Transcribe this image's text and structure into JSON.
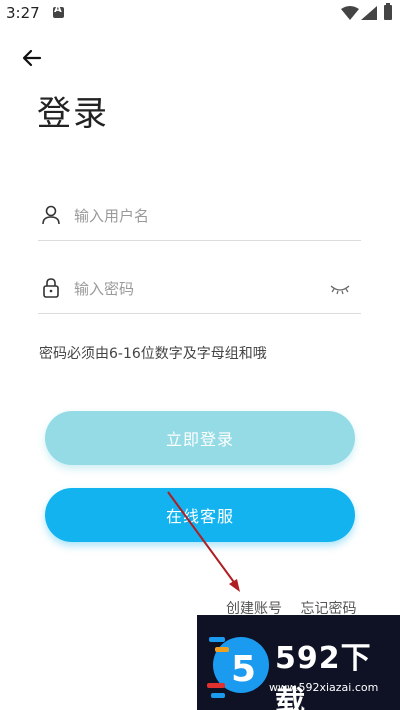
{
  "status_bar": {
    "time": "3:27",
    "icons": [
      "notification-a-icon",
      "wifi-icon",
      "signal-icon",
      "battery-charging-icon"
    ]
  },
  "header": {
    "back_icon": "arrow-left-icon",
    "title": "登录"
  },
  "form": {
    "username": {
      "placeholder": "输入用户名",
      "value": "",
      "icon": "user-icon"
    },
    "password": {
      "placeholder": "输入密码",
      "value": "",
      "icon": "lock-icon",
      "toggle_icon": "eye-closed-icon"
    },
    "hint": "密码必须由6-16位数字及字母组和哦"
  },
  "buttons": {
    "login_label": "立即登录",
    "service_label": "在线客服"
  },
  "links": {
    "create_account": "创建账号",
    "forgot_password": "忘记密码"
  },
  "watermark": {
    "brand": "592下载",
    "url": "www.592xiazai.com"
  },
  "colors": {
    "login_button": "#94dbe6",
    "service_button": "#12b3ef",
    "annotation_arrow": "#b01e23",
    "watermark_bg": "#0f1124"
  }
}
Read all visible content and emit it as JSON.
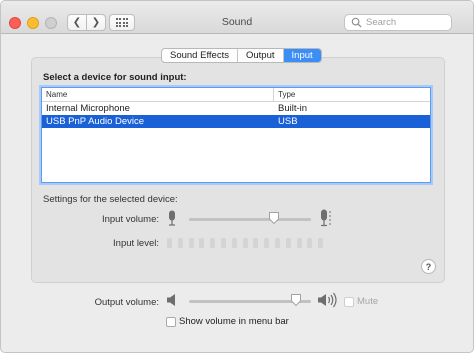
{
  "window": {
    "title": "Sound"
  },
  "search": {
    "placeholder": "Search"
  },
  "tabs": [
    {
      "label": "Sound Effects",
      "active": false
    },
    {
      "label": "Output",
      "active": false
    },
    {
      "label": "Input",
      "active": true
    }
  ],
  "input": {
    "section_label": "Select a device for sound input:",
    "table": {
      "columns": [
        "Name",
        "Type"
      ],
      "rows": [
        {
          "name": "Internal Microphone",
          "type": "Built-in",
          "selected": false
        },
        {
          "name": "USB PnP Audio Device",
          "type": "USB",
          "selected": true
        }
      ]
    },
    "settings_label": "Settings for the selected device:",
    "volume_label": "Input volume:",
    "volume_value": 0.7,
    "level_label": "Input level:",
    "level_value": 0
  },
  "output": {
    "volume_label": "Output volume:",
    "volume_value": 0.88,
    "mute_label": "Mute",
    "mute_checked": false,
    "menubar_label": "Show volume in menu bar",
    "menubar_checked": false
  },
  "help_label": "?",
  "colors": {
    "accent": "#3a8ef6",
    "selection": "#1a61d8"
  }
}
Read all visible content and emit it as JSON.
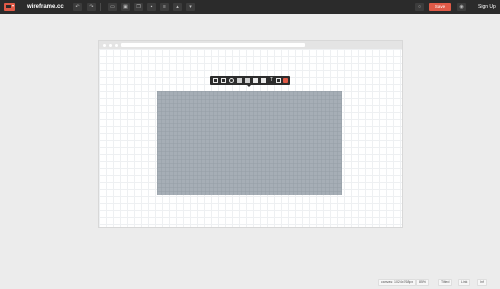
{
  "app": {
    "name": "wireframe.cc"
  },
  "toolbar": {
    "save_label": "Save",
    "signup_label": "Sign Up",
    "tools": [
      "undo-icon",
      "redo-icon",
      "rect-tool-icon",
      "group-icon",
      "copy-icon",
      "paste-icon",
      "lock-icon",
      "align-icon",
      "bring-front-icon",
      "send-back-icon"
    ]
  },
  "floating_toolbar": {
    "text_tool": "T",
    "tools": [
      "rectangle-icon",
      "panel-icon",
      "circle-icon",
      "image-icon",
      "image-alt-icon",
      "fill-icon",
      "text-icon",
      "line-icon",
      "delete-icon"
    ]
  },
  "statusbar": {
    "canvas_label": "canvas: 1024x768px",
    "zoom_label": "85%",
    "hint_label": "Tilted",
    "link_label": "Link",
    "info_label": "Inf"
  },
  "colors": {
    "topbar": "#2b2b2b",
    "accent": "#e05a47",
    "placeholder": "#a6aeb6",
    "canvas_bg": "#ececec"
  }
}
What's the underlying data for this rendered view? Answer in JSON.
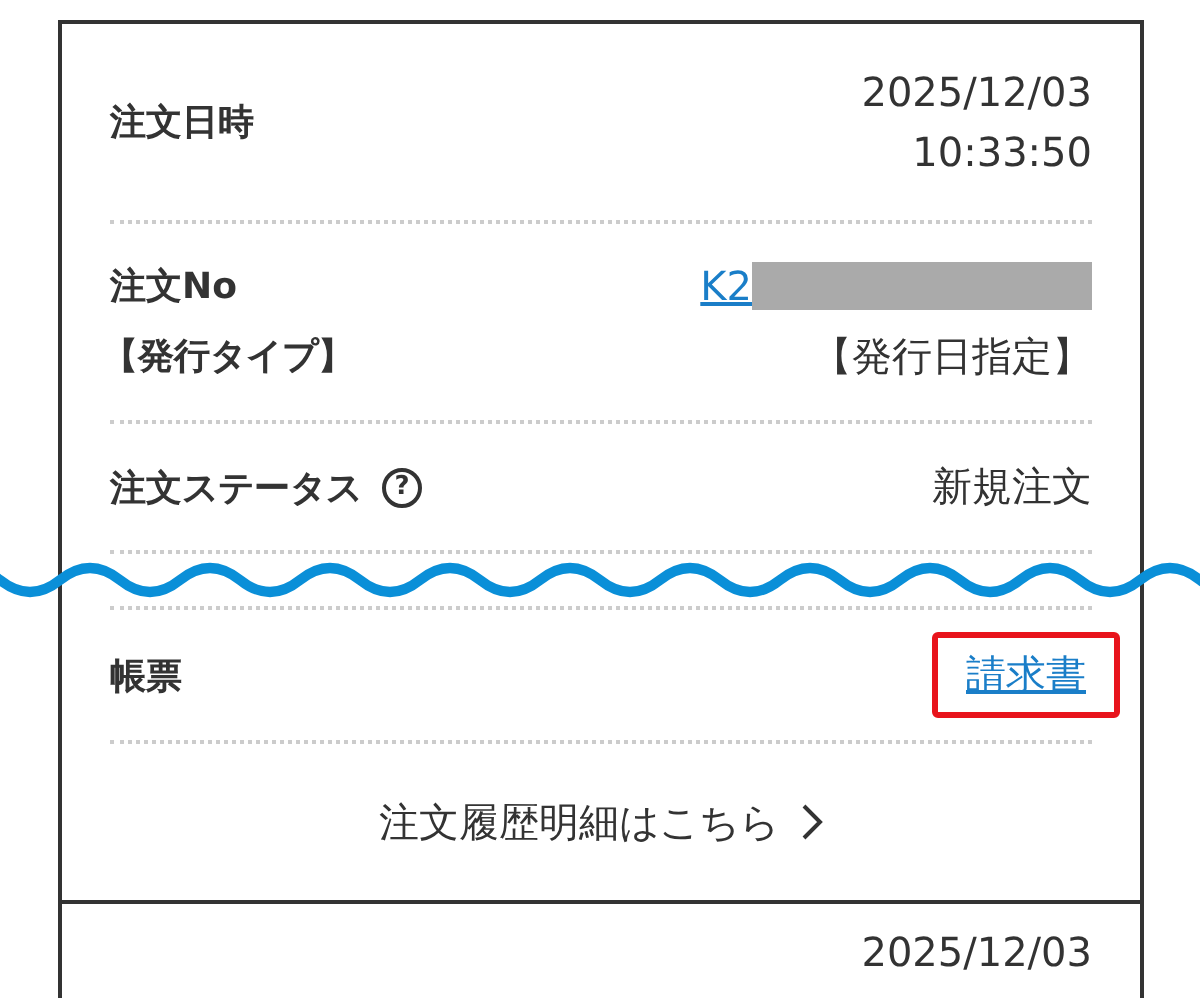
{
  "order": {
    "fields": [
      {
        "kind": "datetime",
        "label": "注文日時",
        "date": "2025/12/03",
        "time": "10:33:50"
      },
      {
        "kind": "order_no",
        "label": "注文No",
        "sublabel": "【発行タイプ】",
        "value": "K2",
        "redacted": true,
        "issue_type": "【発行日指定】"
      },
      {
        "kind": "status",
        "label": "注文ステータス",
        "help": "?",
        "value": "新規注文"
      },
      {
        "kind": "document",
        "label": "帳票",
        "link": "請求書",
        "highlighted": true
      }
    ],
    "omission_wave": true,
    "detail_link": "注文履歴明細はこちら"
  },
  "next_order": {
    "date": "2025/12/03"
  }
}
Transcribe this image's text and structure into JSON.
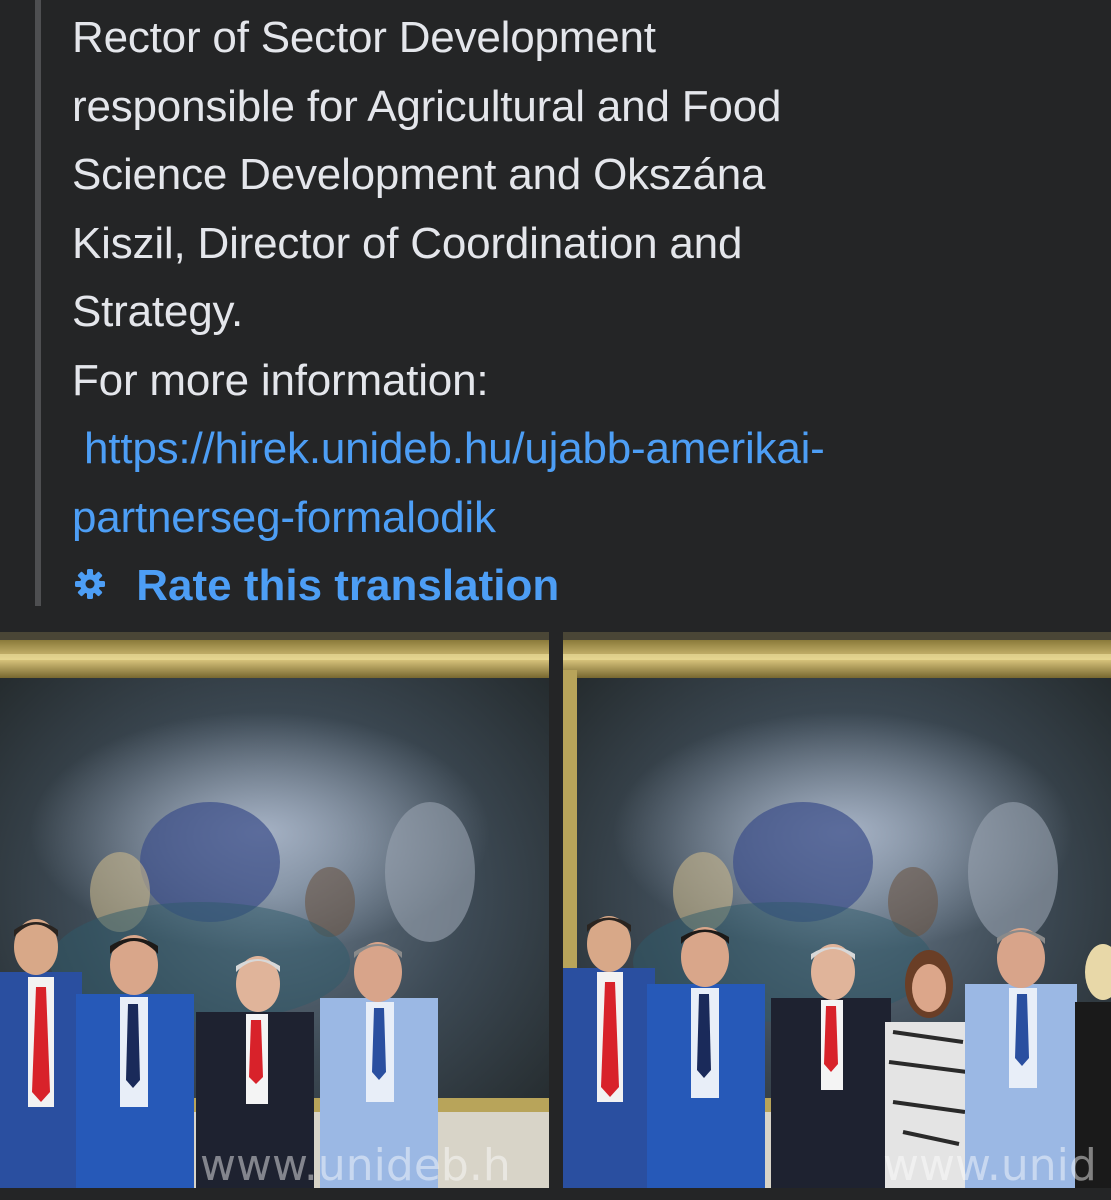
{
  "post": {
    "lines": [
      "Rector of Sector Development",
      "responsible for Agricultural and Food",
      "Science Development and Okszána",
      "Kiszil, Director of Coordination and",
      "Strategy.",
      "For more information:"
    ],
    "link_line_1": " https://hirek.unideb.hu/ujabb-amerikai-",
    "link_line_2": "partnerseg-formalodik",
    "rate_label": "Rate this translation",
    "rate_icon": "gear-icon"
  },
  "photos": [
    {
      "watermark": "www.unideb.h"
    },
    {
      "watermark": "www.unid"
    }
  ],
  "colors": {
    "background": "#242526",
    "text": "#e4e6eb",
    "link": "#4d9ef5",
    "quote_bar": "#4e4f51"
  }
}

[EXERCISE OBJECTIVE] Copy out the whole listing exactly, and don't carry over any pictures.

[SOLUTION TO THIS EXERCISE]
Transcribe this image's text and structure into JSON.
{
  "status_bar": {
    "time": "3:27",
    "icons": [
      "notification-a-icon",
      "wifi-icon",
      "signal-icon",
      "battery-charging-icon"
    ]
  },
  "header": {
    "back_icon": "arrow-left-icon",
    "title": "登录"
  },
  "form": {
    "username": {
      "placeholder": "输入用户名",
      "value": "",
      "icon": "user-icon"
    },
    "password": {
      "placeholder": "输入密码",
      "value": "",
      "icon": "lock-icon",
      "toggle_icon": "eye-closed-icon"
    },
    "hint": "密码必须由6-16位数字及字母组和哦"
  },
  "buttons": {
    "login_label": "立即登录",
    "service_label": "在线客服"
  },
  "links": {
    "create_account": "创建账号",
    "forgot_password": "忘记密码"
  },
  "watermark": {
    "brand": "592下载",
    "url": "www.592xiazai.com"
  },
  "colors": {
    "login_button": "#94dbe6",
    "service_button": "#12b3ef",
    "annotation_arrow": "#b01e23",
    "watermark_bg": "#0f1124"
  }
}
Read all visible content and emit it as JSON.
{
  "window": {
    "title": "Sound"
  },
  "search": {
    "placeholder": "Search"
  },
  "tabs": [
    {
      "label": "Sound Effects",
      "active": false
    },
    {
      "label": "Output",
      "active": false
    },
    {
      "label": "Input",
      "active": true
    }
  ],
  "input": {
    "section_label": "Select a device for sound input:",
    "table": {
      "columns": [
        "Name",
        "Type"
      ],
      "rows": [
        {
          "name": "Internal Microphone",
          "type": "Built-in",
          "selected": false
        },
        {
          "name": "USB PnP Audio Device",
          "type": "USB",
          "selected": true
        }
      ]
    },
    "settings_label": "Settings for the selected device:",
    "volume_label": "Input volume:",
    "volume_value": 0.7,
    "level_label": "Input level:",
    "level_value": 0
  },
  "output": {
    "volume_label": "Output volume:",
    "volume_value": 0.88,
    "mute_label": "Mute",
    "mute_checked": false,
    "menubar_label": "Show volume in menu bar",
    "menubar_checked": false
  },
  "help_label": "?",
  "colors": {
    "accent": "#3a8ef6",
    "selection": "#1a61d8"
  }
}
Read all visible content and emit it as JSON.
{
  "app": {
    "name": "wireframe.cc"
  },
  "toolbar": {
    "save_label": "Save",
    "signup_label": "Sign Up",
    "tools": [
      "undo-icon",
      "redo-icon",
      "rect-tool-icon",
      "group-icon",
      "copy-icon",
      "paste-icon",
      "lock-icon",
      "align-icon",
      "bring-front-icon",
      "send-back-icon"
    ]
  },
  "floating_toolbar": {
    "text_tool": "T",
    "tools": [
      "rectangle-icon",
      "panel-icon",
      "circle-icon",
      "image-icon",
      "image-alt-icon",
      "fill-icon",
      "text-icon",
      "line-icon",
      "delete-icon"
    ]
  },
  "statusbar": {
    "canvas_label": "canvas: 1024x768px",
    "zoom_label": "85%",
    "hint_label": "Tilted",
    "link_label": "Link",
    "info_label": "Inf"
  },
  "colors": {
    "topbar": "#2b2b2b",
    "accent": "#e05a47",
    "placeholder": "#a6aeb6",
    "canvas_bg": "#ececec"
  }
}
What's the underlying data for this rendered view? Answer in JSON.
{
  "order": {
    "fields": [
      {
        "kind": "datetime",
        "label": "注文日時",
        "date": "2025/12/03",
        "time": "10:33:50"
      },
      {
        "kind": "order_no",
        "label": "注文No",
        "sublabel": "【発行タイプ】",
        "value": "K2",
        "redacted": true,
        "issue_type": "【発行日指定】"
      },
      {
        "kind": "status",
        "label": "注文ステータス",
        "help": "?",
        "value": "新規注文"
      },
      {
        "kind": "document",
        "label": "帳票",
        "link": "請求書",
        "highlighted": true
      }
    ],
    "omission_wave": true,
    "detail_link": "注文履歴明細はこちら"
  },
  "next_order": {
    "date": "2025/12/03"
  }
}
Transcribe this image's text and structure into JSON.
{
  "post": {
    "lines": [
      "Rector of Sector Development",
      "responsible for Agricultural and Food",
      "Science Development and Okszána",
      "Kiszil, Director of Coordination and",
      "Strategy.",
      "For more information:"
    ],
    "link_line_1": " https://hirek.unideb.hu/ujabb-amerikai-",
    "link_line_2": "partnerseg-formalodik",
    "rate_label": "Rate this translation",
    "rate_icon": "gear-icon"
  },
  "photos": [
    {
      "watermark": "www.unideb.h"
    },
    {
      "watermark": "www.unid"
    }
  ],
  "colors": {
    "background": "#242526",
    "text": "#e4e6eb",
    "link": "#4d9ef5",
    "quote_bar": "#4e4f51"
  }
}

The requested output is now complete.